--- TASK STATEMENT ---
Below are some records; find each line that carries the word "this" and copy it.
____________
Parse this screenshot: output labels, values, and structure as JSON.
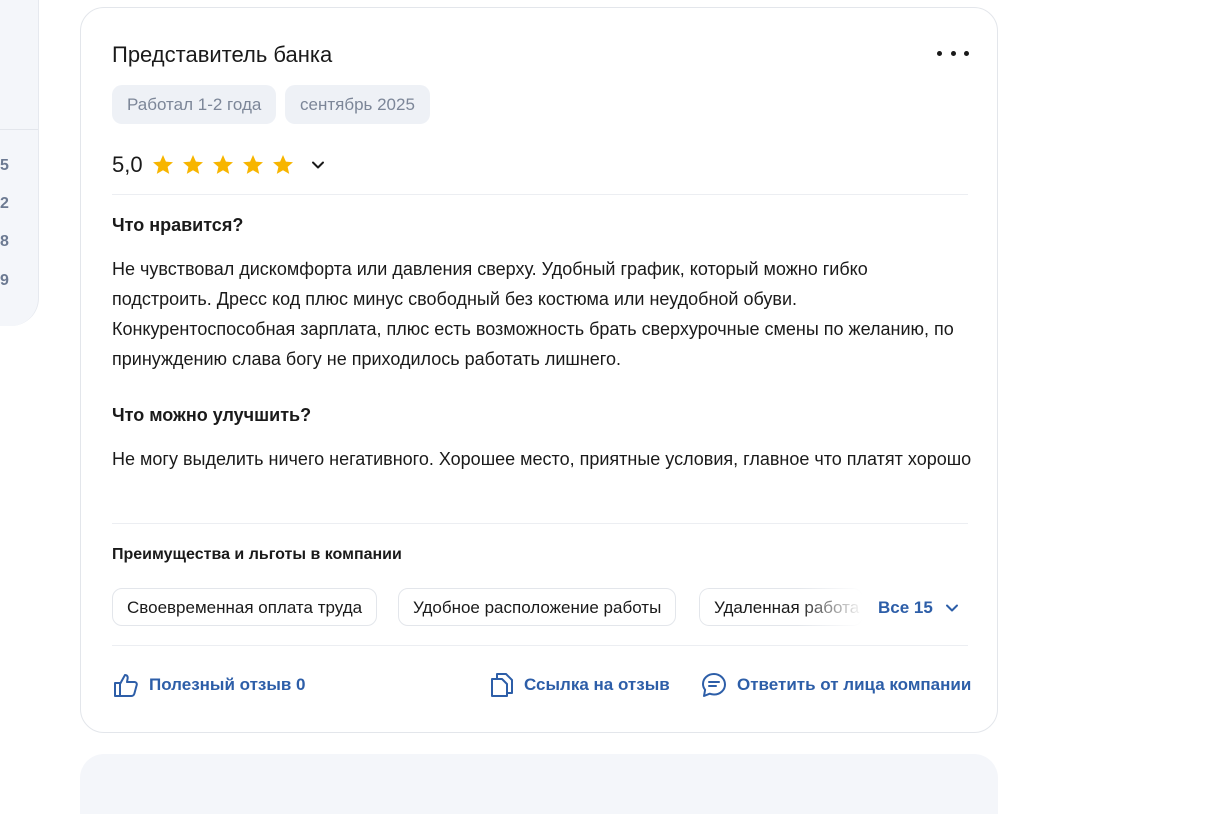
{
  "left_panel": {
    "numbers": [
      "5",
      "2",
      "8",
      "9"
    ]
  },
  "review": {
    "title": "Представитель банка",
    "tags": [
      "Работал 1-2 года",
      "сентябрь 2025"
    ],
    "rating": "5,0",
    "stars": 5,
    "likes_heading": "Что нравится?",
    "likes_text": "Не чувствовал дискомфорта или давления сверху. Удобный график, который можно гибко подстроить. Дресс код плюс минус свободный без костюма или неудобной обуви. Конкурентоспособная зарплата, плюс есть возможность брать сверхурочные смены по желанию, по принуждению слава богу не приходилось работать лишнего.",
    "improve_heading": "Что можно улучшить?",
    "improve_text": "Не могу выделить ничего негативного. Хорошее место, приятные условия, главное что платят хорошо",
    "benefits_heading": "Преимущества и льготы в компании",
    "benefits": [
      "Своевременная оплата труда",
      "Удобное расположение работы",
      "Удаленная работа"
    ],
    "benefits_all_label": "Все 15",
    "actions": {
      "helpful": "Полезный отзыв 0",
      "link": "Ссылка на отзыв",
      "reply": "Ответить от лица компании"
    }
  },
  "colors": {
    "accent": "#2d5ea8",
    "star": "#f7b500",
    "chip_bg": "#eef1f6",
    "chip_text": "#7c8698"
  }
}
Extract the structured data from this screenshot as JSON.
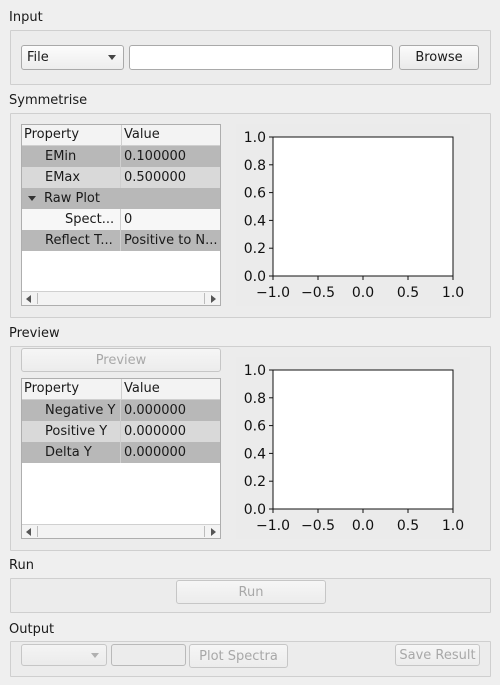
{
  "input": {
    "title": "Input",
    "type_select": "File",
    "path_value": "",
    "browse_label": "Browse"
  },
  "symmetrise": {
    "title": "Symmetrise",
    "headers": [
      "Property",
      "Value"
    ],
    "rows": [
      {
        "name": "EMin",
        "value": "0.100000"
      },
      {
        "name": "EMax",
        "value": "0.500000"
      },
      {
        "name": "Raw Plot",
        "value": ""
      },
      {
        "name": "Spect...",
        "value": "0"
      },
      {
        "name": "Reflect T...",
        "value": "Positive to N..."
      }
    ],
    "plot": {
      "x_ticks": [
        "−1.0",
        "−0.5",
        "0.0",
        "0.5",
        "1.0"
      ],
      "y_ticks": [
        "0.0",
        "0.2",
        "0.4",
        "0.6",
        "0.8",
        "1.0"
      ]
    }
  },
  "preview": {
    "title": "Preview",
    "button_label": "Preview",
    "headers": [
      "Property",
      "Value"
    ],
    "rows": [
      {
        "name": "Negative Y",
        "value": "0.000000"
      },
      {
        "name": "Positive Y",
        "value": "0.000000"
      },
      {
        "name": "Delta Y",
        "value": "0.000000"
      }
    ],
    "plot": {
      "x_ticks": [
        "−1.0",
        "−0.5",
        "0.0",
        "0.5",
        "1.0"
      ],
      "y_ticks": [
        "0.0",
        "0.2",
        "0.4",
        "0.6",
        "0.8",
        "1.0"
      ]
    }
  },
  "run": {
    "title": "Run",
    "button_label": "Run"
  },
  "output": {
    "title": "Output",
    "select_value": "",
    "field_value": "",
    "plot_spectra_label": "Plot Spectra",
    "save_result_label": "Save Result"
  }
}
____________
--- WRITTEN ANSWER ---
Parse this screenshot: output labels, values, and structure as JSON.
Extract the structured data from this screenshot as JSON.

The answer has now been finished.